Component data from apps and pages:
━━━━━━

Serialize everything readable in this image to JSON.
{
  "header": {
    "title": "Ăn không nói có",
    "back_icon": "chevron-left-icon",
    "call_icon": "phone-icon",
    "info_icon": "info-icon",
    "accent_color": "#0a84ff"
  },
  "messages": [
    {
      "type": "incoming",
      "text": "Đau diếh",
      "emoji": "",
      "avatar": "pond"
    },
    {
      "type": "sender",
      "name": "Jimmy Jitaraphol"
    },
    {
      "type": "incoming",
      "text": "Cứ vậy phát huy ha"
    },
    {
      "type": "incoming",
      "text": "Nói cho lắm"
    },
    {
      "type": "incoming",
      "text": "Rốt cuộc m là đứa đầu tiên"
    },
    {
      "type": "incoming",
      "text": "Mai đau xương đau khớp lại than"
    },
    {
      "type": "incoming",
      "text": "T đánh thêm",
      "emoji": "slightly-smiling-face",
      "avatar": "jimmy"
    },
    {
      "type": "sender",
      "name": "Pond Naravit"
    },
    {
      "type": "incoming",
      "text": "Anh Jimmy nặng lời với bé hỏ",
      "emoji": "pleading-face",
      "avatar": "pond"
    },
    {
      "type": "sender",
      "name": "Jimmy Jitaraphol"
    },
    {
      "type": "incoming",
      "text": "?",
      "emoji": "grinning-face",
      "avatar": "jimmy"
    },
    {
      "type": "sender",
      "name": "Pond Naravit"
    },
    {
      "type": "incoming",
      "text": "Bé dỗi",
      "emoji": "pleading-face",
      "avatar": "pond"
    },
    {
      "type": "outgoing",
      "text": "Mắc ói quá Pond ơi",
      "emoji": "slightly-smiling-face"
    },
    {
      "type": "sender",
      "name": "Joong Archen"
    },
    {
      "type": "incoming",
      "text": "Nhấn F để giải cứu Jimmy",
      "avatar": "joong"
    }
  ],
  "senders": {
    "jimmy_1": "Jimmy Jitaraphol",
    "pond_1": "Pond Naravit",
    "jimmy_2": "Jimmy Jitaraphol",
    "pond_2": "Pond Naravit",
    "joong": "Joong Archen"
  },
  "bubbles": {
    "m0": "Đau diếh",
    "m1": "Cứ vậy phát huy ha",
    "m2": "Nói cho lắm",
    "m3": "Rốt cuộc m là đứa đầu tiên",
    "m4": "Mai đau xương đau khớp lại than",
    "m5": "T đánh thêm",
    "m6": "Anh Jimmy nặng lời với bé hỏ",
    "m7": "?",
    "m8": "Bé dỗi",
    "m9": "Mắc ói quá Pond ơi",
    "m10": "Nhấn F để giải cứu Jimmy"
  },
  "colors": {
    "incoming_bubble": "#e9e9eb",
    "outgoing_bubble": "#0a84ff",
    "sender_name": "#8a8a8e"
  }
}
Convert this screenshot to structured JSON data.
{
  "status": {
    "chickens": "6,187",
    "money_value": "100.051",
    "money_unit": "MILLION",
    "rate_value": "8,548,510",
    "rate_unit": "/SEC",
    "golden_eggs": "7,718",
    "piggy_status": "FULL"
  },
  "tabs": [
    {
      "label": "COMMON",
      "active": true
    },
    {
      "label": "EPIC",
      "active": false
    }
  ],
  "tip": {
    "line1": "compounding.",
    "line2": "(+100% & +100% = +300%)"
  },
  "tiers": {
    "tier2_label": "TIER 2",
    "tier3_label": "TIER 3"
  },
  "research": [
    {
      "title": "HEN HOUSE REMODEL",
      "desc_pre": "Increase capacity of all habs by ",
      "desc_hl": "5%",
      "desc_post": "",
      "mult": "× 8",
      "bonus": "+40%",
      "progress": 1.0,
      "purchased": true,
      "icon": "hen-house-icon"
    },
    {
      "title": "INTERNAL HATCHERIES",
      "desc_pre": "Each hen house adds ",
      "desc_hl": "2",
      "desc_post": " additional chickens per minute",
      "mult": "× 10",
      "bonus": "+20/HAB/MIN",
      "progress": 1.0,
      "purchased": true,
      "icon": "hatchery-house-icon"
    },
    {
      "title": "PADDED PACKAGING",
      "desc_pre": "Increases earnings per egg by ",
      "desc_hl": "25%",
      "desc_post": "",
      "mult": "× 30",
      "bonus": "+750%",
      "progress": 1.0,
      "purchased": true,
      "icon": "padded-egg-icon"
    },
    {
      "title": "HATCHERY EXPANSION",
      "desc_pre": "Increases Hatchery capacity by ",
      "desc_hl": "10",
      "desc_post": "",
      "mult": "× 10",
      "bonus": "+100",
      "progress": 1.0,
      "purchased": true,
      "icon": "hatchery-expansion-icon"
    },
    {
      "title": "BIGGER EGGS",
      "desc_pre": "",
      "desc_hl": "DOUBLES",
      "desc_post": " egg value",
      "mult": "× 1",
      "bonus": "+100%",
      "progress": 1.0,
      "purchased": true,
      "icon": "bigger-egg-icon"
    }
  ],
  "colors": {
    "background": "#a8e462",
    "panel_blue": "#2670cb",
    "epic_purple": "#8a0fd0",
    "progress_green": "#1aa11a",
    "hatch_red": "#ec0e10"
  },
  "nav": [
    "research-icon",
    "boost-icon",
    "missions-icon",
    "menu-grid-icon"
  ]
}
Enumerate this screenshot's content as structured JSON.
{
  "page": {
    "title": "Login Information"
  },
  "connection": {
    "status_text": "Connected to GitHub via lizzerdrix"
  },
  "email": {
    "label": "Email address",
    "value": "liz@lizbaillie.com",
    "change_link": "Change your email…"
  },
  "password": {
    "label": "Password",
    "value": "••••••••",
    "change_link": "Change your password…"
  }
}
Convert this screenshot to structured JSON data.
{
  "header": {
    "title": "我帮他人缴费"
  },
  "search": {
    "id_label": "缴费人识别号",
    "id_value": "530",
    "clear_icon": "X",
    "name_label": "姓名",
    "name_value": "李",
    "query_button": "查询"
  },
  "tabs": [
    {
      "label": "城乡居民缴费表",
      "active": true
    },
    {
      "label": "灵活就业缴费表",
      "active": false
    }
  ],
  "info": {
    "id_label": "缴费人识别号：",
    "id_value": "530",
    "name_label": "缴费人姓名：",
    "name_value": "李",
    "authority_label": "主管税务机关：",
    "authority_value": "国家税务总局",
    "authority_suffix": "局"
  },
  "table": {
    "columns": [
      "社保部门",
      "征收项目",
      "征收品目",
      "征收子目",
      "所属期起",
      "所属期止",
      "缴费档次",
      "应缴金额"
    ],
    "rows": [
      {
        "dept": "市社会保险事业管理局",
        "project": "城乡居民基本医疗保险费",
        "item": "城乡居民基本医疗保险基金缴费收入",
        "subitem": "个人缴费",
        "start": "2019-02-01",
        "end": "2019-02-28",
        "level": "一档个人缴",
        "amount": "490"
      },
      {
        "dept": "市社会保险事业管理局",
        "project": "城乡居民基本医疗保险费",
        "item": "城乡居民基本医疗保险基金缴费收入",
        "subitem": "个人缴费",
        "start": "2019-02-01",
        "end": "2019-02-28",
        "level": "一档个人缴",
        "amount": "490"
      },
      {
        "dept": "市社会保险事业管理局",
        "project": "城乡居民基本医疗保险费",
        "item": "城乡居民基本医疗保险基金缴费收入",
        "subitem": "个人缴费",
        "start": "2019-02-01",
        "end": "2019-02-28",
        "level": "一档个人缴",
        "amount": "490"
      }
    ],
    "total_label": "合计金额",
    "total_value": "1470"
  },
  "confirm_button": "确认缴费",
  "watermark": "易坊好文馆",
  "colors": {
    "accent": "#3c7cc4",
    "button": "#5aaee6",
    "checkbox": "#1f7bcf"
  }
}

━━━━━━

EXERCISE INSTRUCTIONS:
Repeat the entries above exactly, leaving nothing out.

REPLY TO THE EXERCISE:
Serialize everything readable in this image to JSON.
{
  "header": {
    "title": "Ăn không nói có",
    "back_icon": "chevron-left-icon",
    "call_icon": "phone-icon",
    "info_icon": "info-icon",
    "accent_color": "#0a84ff"
  },
  "messages": [
    {
      "type": "incoming",
      "text": "Đau diếh",
      "emoji": "",
      "avatar": "pond"
    },
    {
      "type": "sender",
      "name": "Jimmy Jitaraphol"
    },
    {
      "type": "incoming",
      "text": "Cứ vậy phát huy ha"
    },
    {
      "type": "incoming",
      "text": "Nói cho lắm"
    },
    {
      "type": "incoming",
      "text": "Rốt cuộc m là đứa đầu tiên"
    },
    {
      "type": "incoming",
      "text": "Mai đau xương đau khớp lại than"
    },
    {
      "type": "incoming",
      "text": "T đánh thêm",
      "emoji": "slightly-smiling-face",
      "avatar": "jimmy"
    },
    {
      "type": "sender",
      "name": "Pond Naravit"
    },
    {
      "type": "incoming",
      "text": "Anh Jimmy nặng lời với bé hỏ",
      "emoji": "pleading-face",
      "avatar": "pond"
    },
    {
      "type": "sender",
      "name": "Jimmy Jitaraphol"
    },
    {
      "type": "incoming",
      "text": "?",
      "emoji": "grinning-face",
      "avatar": "jimmy"
    },
    {
      "type": "sender",
      "name": "Pond Naravit"
    },
    {
      "type": "incoming",
      "text": "Bé dỗi",
      "emoji": "pleading-face",
      "avatar": "pond"
    },
    {
      "type": "outgoing",
      "text": "Mắc ói quá Pond ơi",
      "emoji": "slightly-smiling-face"
    },
    {
      "type": "sender",
      "name": "Joong Archen"
    },
    {
      "type": "incoming",
      "text": "Nhấn F để giải cứu Jimmy",
      "avatar": "joong"
    }
  ],
  "senders": {
    "jimmy_1": "Jimmy Jitaraphol",
    "pond_1": "Pond Naravit",
    "jimmy_2": "Jimmy Jitaraphol",
    "pond_2": "Pond Naravit",
    "joong": "Joong Archen"
  },
  "bubbles": {
    "m0": "Đau diếh",
    "m1": "Cứ vậy phát huy ha",
    "m2": "Nói cho lắm",
    "m3": "Rốt cuộc m là đứa đầu tiên",
    "m4": "Mai đau xương đau khớp lại than",
    "m5": "T đánh thêm",
    "m6": "Anh Jimmy nặng lời với bé hỏ",
    "m7": "?",
    "m8": "Bé dỗi",
    "m9": "Mắc ói quá Pond ơi",
    "m10": "Nhấn F để giải cứu Jimmy"
  },
  "colors": {
    "incoming_bubble": "#e9e9eb",
    "outgoing_bubble": "#0a84ff",
    "sender_name": "#8a8a8e"
  }
}
Convert this screenshot to structured JSON data.
{
  "status": {
    "chickens": "6,187",
    "money_value": "100.051",
    "money_unit": "MILLION",
    "rate_value": "8,548,510",
    "rate_unit": "/SEC",
    "golden_eggs": "7,718",
    "piggy_status": "FULL"
  },
  "tabs": [
    {
      "label": "COMMON",
      "active": true
    },
    {
      "label": "EPIC",
      "active": false
    }
  ],
  "tip": {
    "line1": "compounding.",
    "line2": "(+100% & +100% = +300%)"
  },
  "tiers": {
    "tier2_label": "TIER 2",
    "tier3_label": "TIER 3"
  },
  "research": [
    {
      "title": "HEN HOUSE REMODEL",
      "desc_pre": "Increase capacity of all habs by ",
      "desc_hl": "5%",
      "desc_post": "",
      "mult": "× 8",
      "bonus": "+40%",
      "progress": 1.0,
      "purchased": true,
      "icon": "hen-house-icon"
    },
    {
      "title": "INTERNAL HATCHERIES",
      "desc_pre": "Each hen house adds ",
      "desc_hl": "2",
      "desc_post": " additional chickens per minute",
      "mult": "× 10",
      "bonus": "+20/HAB/MIN",
      "progress": 1.0,
      "purchased": true,
      "icon": "hatchery-house-icon"
    },
    {
      "title": "PADDED PACKAGING",
      "desc_pre": "Increases earnings per egg by ",
      "desc_hl": "25%",
      "desc_post": "",
      "mult": "× 30",
      "bonus": "+750%",
      "progress": 1.0,
      "purchased": true,
      "icon": "padded-egg-icon"
    },
    {
      "title": "HATCHERY EXPANSION",
      "desc_pre": "Increases Hatchery capacity by ",
      "desc_hl": "10",
      "desc_post": "",
      "mult": "× 10",
      "bonus": "+100",
      "progress": 1.0,
      "purchased": true,
      "icon": "hatchery-expansion-icon"
    },
    {
      "title": "BIGGER EGGS",
      "desc_pre": "",
      "desc_hl": "DOUBLES",
      "desc_post": " egg value",
      "mult": "× 1",
      "bonus": "+100%",
      "progress": 1.0,
      "purchased": true,
      "icon": "bigger-egg-icon"
    }
  ],
  "colors": {
    "background": "#a8e462",
    "panel_blue": "#2670cb",
    "epic_purple": "#8a0fd0",
    "progress_green": "#1aa11a",
    "hatch_red": "#ec0e10"
  },
  "nav": [
    "research-icon",
    "boost-icon",
    "missions-icon",
    "menu-grid-icon"
  ]
}
Enumerate this screenshot's content as structured JSON.
{
  "page": {
    "title": "Login Information"
  },
  "connection": {
    "status_text": "Connected to GitHub via lizzerdrix"
  },
  "email": {
    "label": "Email address",
    "value": "liz@lizbaillie.com",
    "change_link": "Change your email…"
  },
  "password": {
    "label": "Password",
    "value": "••••••••",
    "change_link": "Change your password…"
  }
}
Convert this screenshot to structured JSON data.
{
  "header": {
    "title": "我帮他人缴费"
  },
  "search": {
    "id_label": "缴费人识别号",
    "id_value": "530",
    "clear_icon": "X",
    "name_label": "姓名",
    "name_value": "李",
    "query_button": "查询"
  },
  "tabs": [
    {
      "label": "城乡居民缴费表",
      "active": true
    },
    {
      "label": "灵活就业缴费表",
      "active": false
    }
  ],
  "info": {
    "id_label": "缴费人识别号：",
    "id_value": "530",
    "name_label": "缴费人姓名：",
    "name_value": "李",
    "authority_label": "主管税务机关：",
    "authority_value": "国家税务总局",
    "authority_suffix": "局"
  },
  "table": {
    "columns": [
      "社保部门",
      "征收项目",
      "征收品目",
      "征收子目",
      "所属期起",
      "所属期止",
      "缴费档次",
      "应缴金额"
    ],
    "rows": [
      {
        "dept": "市社会保险事业管理局",
        "project": "城乡居民基本医疗保险费",
        "item": "城乡居民基本医疗保险基金缴费收入",
        "subitem": "个人缴费",
        "start": "2019-02-01",
        "end": "2019-02-28",
        "level": "一档个人缴",
        "amount": "490"
      },
      {
        "dept": "市社会保险事业管理局",
        "project": "城乡居民基本医疗保险费",
        "item": "城乡居民基本医疗保险基金缴费收入",
        "subitem": "个人缴费",
        "start": "2019-02-01",
        "end": "2019-02-28",
        "level": "一档个人缴",
        "amount": "490"
      },
      {
        "dept": "市社会保险事业管理局",
        "project": "城乡居民基本医疗保险费",
        "item": "城乡居民基本医疗保险基金缴费收入",
        "subitem": "个人缴费",
        "start": "2019-02-01",
        "end": "2019-02-28",
        "level": "一档个人缴",
        "amount": "490"
      }
    ],
    "total_label": "合计金额",
    "total_value": "1470"
  },
  "confirm_button": "确认缴费",
  "watermark": "易坊好文馆",
  "colors": {
    "accent": "#3c7cc4",
    "button": "#5aaee6",
    "checkbox": "#1f7bcf"
  }
}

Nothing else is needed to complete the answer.